Another Missouri heat wave is onthe way and the Department of Health says the very old and very young are mostat risk. Jessica Machetta has more.

More than half of all heat relatedfatalities in Missouri over the past eight years have been older people.

Patty Osman with the Department ofHealth says the elderly are at risk for a variety of reasons.

The Geriatric Society’s Foundationfor Health in Aging says older people may not feel as hot when temperatures aredangerously high, and they’re also less likely to feel thirsty, even whenalmost dehydrated. Seniors on fixed incomes are also more likely to resistrunning the air conditioner, a frugal measure that can be fatal.

Children are also victims of heat… and sometimes neglect. Osman says it’s never OK to leave a child in the car, even for 10 seconds, even with the air conditioner on.

Kids also have a tendency to ignore signs of heat exhaustion and dehydration and should be brought inside to cool down frequently, and given lots of water.

The Department of Health recommendsusing the buddy system to ensure the safety of our most vulnerable citizenswhen the temperatures soar.

Osman says several medications can makepeople’s systems more vulnerable to the heat. Again, especially the older population since many of them are on medication regimens.

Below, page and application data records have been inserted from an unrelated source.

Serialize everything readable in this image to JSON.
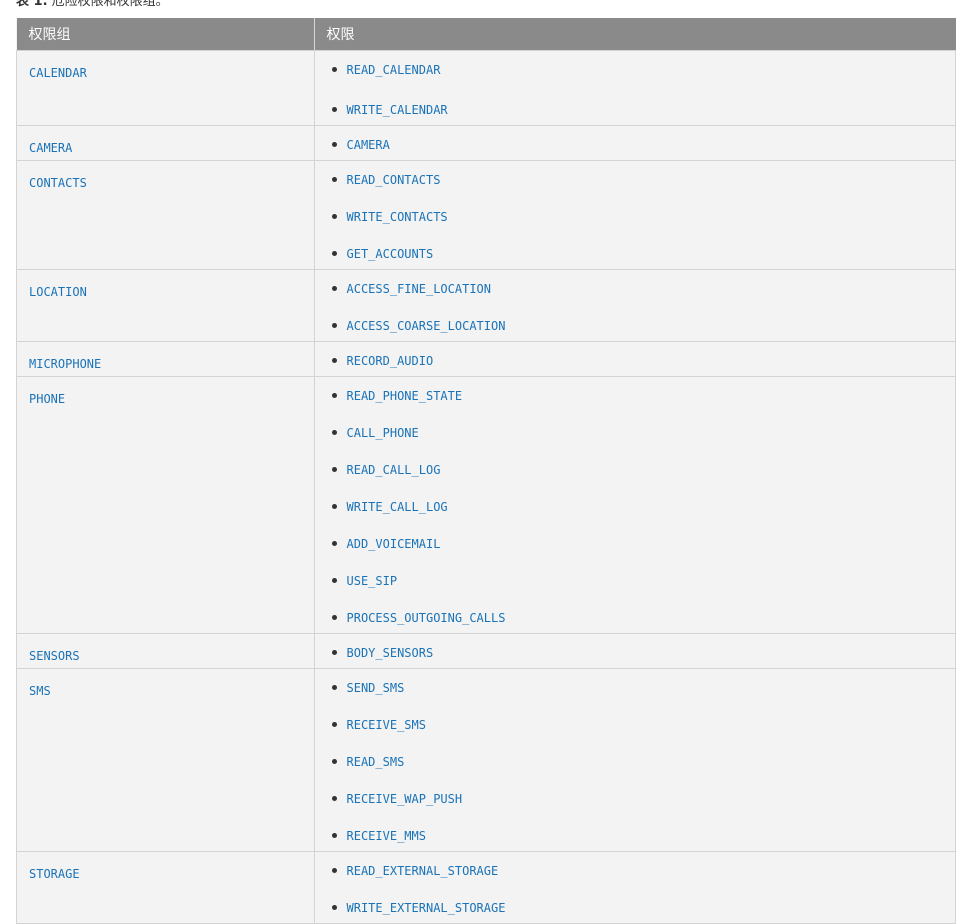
{
  "caption": {
    "label": "表 1.",
    "text": " 危险权限和权限组。"
  },
  "table": {
    "headers": [
      "权限组",
      "权限"
    ],
    "rows": [
      {
        "group": "CALENDAR",
        "permissions": [
          "READ_CALENDAR",
          "WRITE_CALENDAR"
        ]
      },
      {
        "group": "CAMERA",
        "permissions": [
          "CAMERA"
        ]
      },
      {
        "group": "CONTACTS",
        "permissions": [
          "READ_CONTACTS",
          "WRITE_CONTACTS",
          "GET_ACCOUNTS"
        ]
      },
      {
        "group": "LOCATION",
        "permissions": [
          "ACCESS_FINE_LOCATION",
          "ACCESS_COARSE_LOCATION"
        ]
      },
      {
        "group": "MICROPHONE",
        "permissions": [
          "RECORD_AUDIO"
        ]
      },
      {
        "group": "PHONE",
        "permissions": [
          "READ_PHONE_STATE",
          "CALL_PHONE",
          "READ_CALL_LOG",
          "WRITE_CALL_LOG",
          "ADD_VOICEMAIL",
          "USE_SIP",
          "PROCESS_OUTGOING_CALLS"
        ]
      },
      {
        "group": "SENSORS",
        "permissions": [
          "BODY_SENSORS"
        ]
      },
      {
        "group": "SMS",
        "permissions": [
          "SEND_SMS",
          "RECEIVE_SMS",
          "READ_SMS",
          "RECEIVE_WAP_PUSH",
          "RECEIVE_MMS"
        ]
      },
      {
        "group": "STORAGE",
        "permissions": [
          "READ_EXTERNAL_STORAGE",
          "WRITE_EXTERNAL_STORAGE"
        ]
      }
    ]
  },
  "colors": {
    "header_bg": "#8a8a8a",
    "row_bg": "#f3f3f3",
    "link": "#1a73b8"
  }
}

Each year in the United States, about200 people die of health problems caused by high heat and humidity. Most of thevictims are age 50 or older.